* THE TASK
Go through the entries below and copy each line containing the word "Unstract".

* GIVEN INFORMATION
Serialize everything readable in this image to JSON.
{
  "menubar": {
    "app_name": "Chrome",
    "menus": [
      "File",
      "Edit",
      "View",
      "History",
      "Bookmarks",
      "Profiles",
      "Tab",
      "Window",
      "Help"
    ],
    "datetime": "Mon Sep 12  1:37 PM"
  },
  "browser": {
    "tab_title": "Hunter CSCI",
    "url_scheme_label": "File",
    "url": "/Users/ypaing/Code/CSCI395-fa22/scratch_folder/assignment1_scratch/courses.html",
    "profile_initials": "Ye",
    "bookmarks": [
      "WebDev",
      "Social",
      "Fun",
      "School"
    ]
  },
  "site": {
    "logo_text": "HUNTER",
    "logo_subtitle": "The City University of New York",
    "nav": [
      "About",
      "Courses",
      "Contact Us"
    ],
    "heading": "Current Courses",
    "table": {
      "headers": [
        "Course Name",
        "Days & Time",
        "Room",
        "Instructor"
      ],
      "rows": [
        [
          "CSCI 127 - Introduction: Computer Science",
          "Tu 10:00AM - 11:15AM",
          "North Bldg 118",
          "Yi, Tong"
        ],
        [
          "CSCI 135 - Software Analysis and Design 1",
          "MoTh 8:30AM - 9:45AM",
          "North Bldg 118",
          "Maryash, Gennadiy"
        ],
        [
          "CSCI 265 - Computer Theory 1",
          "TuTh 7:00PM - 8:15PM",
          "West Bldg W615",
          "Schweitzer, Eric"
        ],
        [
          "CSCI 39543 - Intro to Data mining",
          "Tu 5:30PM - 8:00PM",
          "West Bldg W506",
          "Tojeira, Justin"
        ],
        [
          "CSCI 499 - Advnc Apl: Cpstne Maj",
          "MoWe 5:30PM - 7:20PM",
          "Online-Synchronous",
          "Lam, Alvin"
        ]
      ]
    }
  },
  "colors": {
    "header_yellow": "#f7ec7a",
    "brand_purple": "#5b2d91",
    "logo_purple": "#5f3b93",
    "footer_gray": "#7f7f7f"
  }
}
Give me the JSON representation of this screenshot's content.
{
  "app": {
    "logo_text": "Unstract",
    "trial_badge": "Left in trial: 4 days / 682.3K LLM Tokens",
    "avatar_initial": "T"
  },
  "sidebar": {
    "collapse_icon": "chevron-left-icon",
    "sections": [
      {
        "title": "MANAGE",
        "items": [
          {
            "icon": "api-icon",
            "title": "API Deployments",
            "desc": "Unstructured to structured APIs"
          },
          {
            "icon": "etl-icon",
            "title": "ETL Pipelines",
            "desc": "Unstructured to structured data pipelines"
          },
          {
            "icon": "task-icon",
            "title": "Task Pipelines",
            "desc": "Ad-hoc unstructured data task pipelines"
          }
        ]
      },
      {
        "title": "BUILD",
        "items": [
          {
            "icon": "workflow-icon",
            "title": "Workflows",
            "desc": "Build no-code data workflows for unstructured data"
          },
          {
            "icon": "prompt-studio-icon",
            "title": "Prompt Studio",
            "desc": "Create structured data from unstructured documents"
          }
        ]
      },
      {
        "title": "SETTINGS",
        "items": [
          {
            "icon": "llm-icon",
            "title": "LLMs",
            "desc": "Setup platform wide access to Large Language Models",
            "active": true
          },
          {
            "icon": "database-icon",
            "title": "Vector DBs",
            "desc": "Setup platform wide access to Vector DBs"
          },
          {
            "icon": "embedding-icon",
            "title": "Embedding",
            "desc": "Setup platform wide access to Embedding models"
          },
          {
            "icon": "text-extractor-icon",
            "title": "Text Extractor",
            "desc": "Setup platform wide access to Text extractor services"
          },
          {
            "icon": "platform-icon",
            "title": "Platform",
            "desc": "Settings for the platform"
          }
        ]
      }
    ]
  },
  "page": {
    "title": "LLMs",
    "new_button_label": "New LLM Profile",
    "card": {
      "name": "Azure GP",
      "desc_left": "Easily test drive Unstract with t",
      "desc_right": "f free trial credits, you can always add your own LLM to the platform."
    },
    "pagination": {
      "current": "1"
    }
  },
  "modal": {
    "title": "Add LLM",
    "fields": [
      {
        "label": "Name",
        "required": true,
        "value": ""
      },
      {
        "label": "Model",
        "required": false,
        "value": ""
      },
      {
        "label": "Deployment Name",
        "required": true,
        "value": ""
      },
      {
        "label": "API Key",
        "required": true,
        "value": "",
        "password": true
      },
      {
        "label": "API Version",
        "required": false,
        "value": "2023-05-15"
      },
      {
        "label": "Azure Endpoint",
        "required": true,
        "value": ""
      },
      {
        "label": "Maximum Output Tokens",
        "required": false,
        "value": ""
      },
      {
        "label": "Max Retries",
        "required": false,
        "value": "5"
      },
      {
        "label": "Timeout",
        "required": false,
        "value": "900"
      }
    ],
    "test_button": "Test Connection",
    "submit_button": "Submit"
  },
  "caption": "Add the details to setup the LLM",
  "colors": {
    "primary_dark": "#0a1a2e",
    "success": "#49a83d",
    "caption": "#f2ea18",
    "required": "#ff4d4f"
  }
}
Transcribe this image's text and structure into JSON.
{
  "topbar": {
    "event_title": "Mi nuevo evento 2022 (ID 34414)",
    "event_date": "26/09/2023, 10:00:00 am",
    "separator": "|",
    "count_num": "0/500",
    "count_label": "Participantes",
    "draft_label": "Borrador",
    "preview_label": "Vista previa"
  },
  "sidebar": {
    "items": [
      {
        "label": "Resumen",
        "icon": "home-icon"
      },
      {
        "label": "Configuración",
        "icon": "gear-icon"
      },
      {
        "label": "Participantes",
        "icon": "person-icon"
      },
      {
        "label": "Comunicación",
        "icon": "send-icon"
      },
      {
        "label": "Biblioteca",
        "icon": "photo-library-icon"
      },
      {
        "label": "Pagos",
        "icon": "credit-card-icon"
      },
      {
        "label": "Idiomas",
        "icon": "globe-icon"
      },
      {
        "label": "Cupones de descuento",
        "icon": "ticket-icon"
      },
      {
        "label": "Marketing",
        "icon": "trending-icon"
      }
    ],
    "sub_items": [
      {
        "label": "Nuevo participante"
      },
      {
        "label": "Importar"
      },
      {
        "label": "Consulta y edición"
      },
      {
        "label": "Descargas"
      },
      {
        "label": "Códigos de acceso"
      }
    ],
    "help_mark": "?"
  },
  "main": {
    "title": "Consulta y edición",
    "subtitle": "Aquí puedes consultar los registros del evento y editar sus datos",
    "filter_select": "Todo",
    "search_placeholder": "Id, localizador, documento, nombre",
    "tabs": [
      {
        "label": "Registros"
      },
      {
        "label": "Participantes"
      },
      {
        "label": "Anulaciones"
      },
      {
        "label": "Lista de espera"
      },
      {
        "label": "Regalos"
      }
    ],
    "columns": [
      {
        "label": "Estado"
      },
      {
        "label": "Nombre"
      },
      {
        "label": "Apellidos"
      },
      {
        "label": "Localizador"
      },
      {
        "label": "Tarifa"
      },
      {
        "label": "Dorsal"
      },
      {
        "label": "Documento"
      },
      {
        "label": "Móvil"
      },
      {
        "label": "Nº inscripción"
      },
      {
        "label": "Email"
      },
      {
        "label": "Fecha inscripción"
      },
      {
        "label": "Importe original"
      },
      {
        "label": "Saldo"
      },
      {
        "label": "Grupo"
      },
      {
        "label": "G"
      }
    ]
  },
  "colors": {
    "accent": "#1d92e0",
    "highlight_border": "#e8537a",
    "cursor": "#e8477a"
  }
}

* ANSWER
    "logo_text": "Unstract",
      "desc_left": "Easily test drive Unstract with t",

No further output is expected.